The Southern Ocean modulates the climate system by exchanging heat and carbon dioxide (CO2) between the atmosphere and deep ocean. While this region plays an outsized role in the global oceanic anthropogenic carbon uptake, CO2 is also released to the atmosphere across large swaths of the Antarctic Circumpolar Current (ACC). Southern Ocean outgassing has long been attributed to remineralized carbon from upwelled deep water, but the precise mechanisms by which this water reaches the surface are not well constrained from observations. Using data from a novel array of autonomous biogeochemical profiling floats, we examine Southern Ocean air–sea CO2 fluxes and the pathways that transfer carbon from the ocean interior into the mixed layer where air–sea exchange occurs. These float-based flux estimates of unprecedented spatial resolution indicate that carbon outgassing occurs predominantly in the Indo-Pacific sector of the ACC due to variations in the mean surface ocean partial pressure of CO2 (pCO2). We show that this zonal asymmetry in surface pCO2, and consequently air–sea carbon fluxes, stems primarily from regional variability in the mixed-layer entrainment of upwelled carbon-rich deep water.
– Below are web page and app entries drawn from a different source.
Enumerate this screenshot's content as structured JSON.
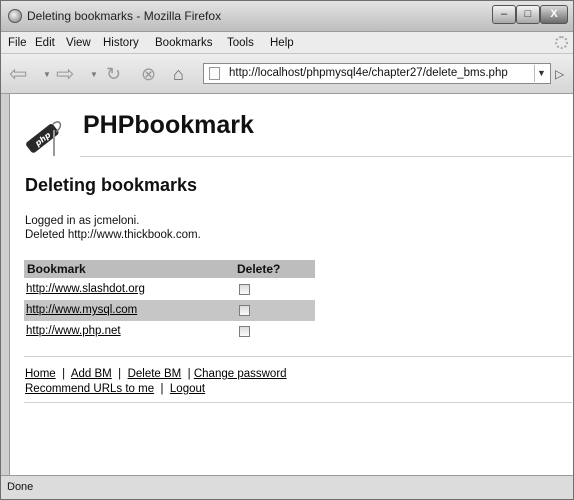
{
  "window": {
    "title": "Deleting bookmarks - Mozilla Firefox",
    "min_label": "–",
    "max_label": "□",
    "close_label": "X"
  },
  "menu": [
    "File",
    "Edit",
    "View",
    "History",
    "Bookmarks",
    "Tools",
    "Help"
  ],
  "address": {
    "url": "http://localhost/phpmysql4e/chapter27/delete_bms.php"
  },
  "page": {
    "brand": "PHPbookmark",
    "logo_text": "php",
    "heading": "Deleting bookmarks",
    "logged_in": "Logged in as jcmeloni.",
    "deleted": "Deleted http://www.thickbook.com.",
    "table_headers": {
      "bookmark": "Bookmark",
      "delete": "Delete?"
    },
    "bookmarks": [
      {
        "url": "http://www.slashdot.org",
        "checked": false
      },
      {
        "url": "http://www.mysql.com",
        "checked": false
      },
      {
        "url": "http://www.php.net",
        "checked": false
      }
    ],
    "links": {
      "home": "Home",
      "add": "Add BM",
      "delete": "Delete BM",
      "change_password": "Change password",
      "recommend": "Recommend URLs to me",
      "logout": "Logout",
      "separator": "|"
    }
  },
  "status": {
    "text": "Done"
  },
  "icons": {
    "app": "firefox-icon",
    "back": "back-arrow-icon",
    "forward": "forward-arrow-icon",
    "reload": "reload-icon",
    "stop": "stop-icon",
    "home": "home-icon",
    "page": "page-icon",
    "go": "go-arrow-icon",
    "throbber": "activity-throbber-icon"
  }
}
These results suggest that a sustained circumpolar observing system is crucial to monitor future changes in oceanic carbon release and uptake.
Authors: Prend, Channing J., Gray, Alison R., Talley, Lynne D., Gille, Sarah T., Haumann, F. Alexander ORCID record for F. Alexander Haumann, Johnson, Kenneth S., Riser, Stephen C., Rosso, Isabella, Sauvé, Jade, Sarmiento, Jorge L.